Saturday 5 March 2011. The day 6 Billion Ways returned with yet more debate, discussion, art, film and performance. Rich Mix and four neighbouring venues were flooded by 1,700activists from across the UK, temporarily transformed into hubs of global justice as the world’s leading thinkers and campaigners knocked heads for a common solution.
The East End has always been the home of progressive social movements, witnessing Keir Hardie and the first steps of a fledgling Labour Party, exiled Jews orchestrating resistance, the defeat of Britain’s fascists, South American revolutionaries taking shelter but never giving up the fight. It’s this spirit that 6 Billion Ways looked to and drew from in facing the multiple crises that are before us: repression of democracy, exploitation of our natural resources and atmosphere, a financial crisis that deepens by the day. The list could go on.
Session after session, film after film, not just problems but also solutions were given the space and time to be discussed and debated.
Egyptian activist Gigi Ibrahim brought firsthand experience of what it was like in Tahrir square, Cairo, during the uprising, sharing not only the hope of a better future but the determination that was held by everyone present.
Bolivian ambassador to the UN, Pablo Solon, spoke to 250 people about the need for social participation in the climate debate and the dangerous direction international negotiations are currently taking. At last year’s climate talks in Cancún, Solon was the only person to speak out against the resulting agreement, refusing to ratify a document that would – in the eyes of his government – lead to genocide and ecocide. Remarkably, this was all done via video conferencing and a 20 ft projection.
Practical discussions around fighting the cuts brought grass roots campaigners Michael Chessum (National Campaign Against Fees and Cuts), Jim Cranshaw (Oxford Save our Services) and Anna Walker (UK Uncut) together to talk tactics and alternatives.
Other sessions on consumption, the BDS (Boycott, Divestment, Sanctions) campaign against Israel, the food crisis and endless other subjects achieved similar aims of bringing the debate to the fore and examining solutions. But the real motivation driving the organisers of 6 Billion Ways forward – ultimately what made the event so relevant – was the need to connect these issues. Each is important in its own right, but when examined together, as symptoms of the same problem, it’s possible to see the bigger picture, to identify the drivers and to build a movement that can collectively direct its energy towards tackling them. The prevalence of corporations and their interests over those of citizens emerged from each session; the attitude of governments towards free trade and economic growth at all costs, no matter what the consequence; the ease with which accountability is ignored. Missing in each crisis is a notion of justice, be it social, economic, political or environmental, and it was in the name of justice – global justice – that 6 Billion Ways was convened.
The final rally captured perfectly the spirit that grew throughout the day and the pressing need for action, for movement building and for the fight on our hands as we demand justice. Omar Barghouti, founder of the BDS movement in Palestine, sent shivers down the spine as he delivered the memorable lines “I wish you Egypt so you can, like the Tunisians, the Egyptians, the Libyans, the Bahrainis, the Yemenis, and certainly the Palestinians, shout, “No! We do not want to select the least wrong answer. We want another choice altogether that is not on your damned list.” Given the choice between slavery and death, we unequivocally opt for freedom and dignified life–no slavery, and no death.”

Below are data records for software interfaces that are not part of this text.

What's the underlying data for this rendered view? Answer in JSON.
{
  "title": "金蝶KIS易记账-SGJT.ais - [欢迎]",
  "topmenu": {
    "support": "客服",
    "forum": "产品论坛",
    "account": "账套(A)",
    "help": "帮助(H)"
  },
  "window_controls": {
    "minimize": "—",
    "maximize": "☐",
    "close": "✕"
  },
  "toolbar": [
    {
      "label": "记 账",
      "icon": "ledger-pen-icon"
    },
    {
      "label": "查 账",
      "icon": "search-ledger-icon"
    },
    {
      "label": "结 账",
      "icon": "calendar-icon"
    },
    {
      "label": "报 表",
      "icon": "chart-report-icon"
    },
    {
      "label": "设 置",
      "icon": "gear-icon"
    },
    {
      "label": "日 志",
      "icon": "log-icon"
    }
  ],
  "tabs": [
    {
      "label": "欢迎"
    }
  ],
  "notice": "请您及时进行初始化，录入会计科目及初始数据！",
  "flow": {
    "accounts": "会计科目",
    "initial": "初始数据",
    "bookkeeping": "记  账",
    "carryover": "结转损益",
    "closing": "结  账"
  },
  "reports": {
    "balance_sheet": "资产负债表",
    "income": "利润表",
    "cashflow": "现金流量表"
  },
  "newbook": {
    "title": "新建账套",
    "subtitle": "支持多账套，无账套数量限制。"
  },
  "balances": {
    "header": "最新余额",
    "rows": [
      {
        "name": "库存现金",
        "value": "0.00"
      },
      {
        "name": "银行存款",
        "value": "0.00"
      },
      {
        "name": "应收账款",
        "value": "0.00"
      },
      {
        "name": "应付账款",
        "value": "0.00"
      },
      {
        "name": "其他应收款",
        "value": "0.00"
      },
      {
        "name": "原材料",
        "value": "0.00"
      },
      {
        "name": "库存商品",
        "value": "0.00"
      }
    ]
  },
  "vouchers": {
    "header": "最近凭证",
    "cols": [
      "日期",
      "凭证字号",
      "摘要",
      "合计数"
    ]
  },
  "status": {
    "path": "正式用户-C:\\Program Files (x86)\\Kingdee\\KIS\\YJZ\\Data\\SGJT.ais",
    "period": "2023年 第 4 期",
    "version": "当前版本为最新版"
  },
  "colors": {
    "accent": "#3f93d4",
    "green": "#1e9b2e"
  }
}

But what is needed now – what has been recognised across the world – is how we build on what we have achieved, how we capture the energy so evident in that hall and channel it; where can it best be used and how can we make that happen? The TUC ‘March for an Alternative’ was a start, and one 6 Billion Ways united behind, but we need to keep building, relying on those that took part and those that support the common cause to keep fighting – not just in the name of our individual interests and causes but for global justice and a, as Omar put so well, “It is time for all the people of this world, particularly the most exploited and downtrodden, to reassert our common humanity and reclaim control over our common destiny.”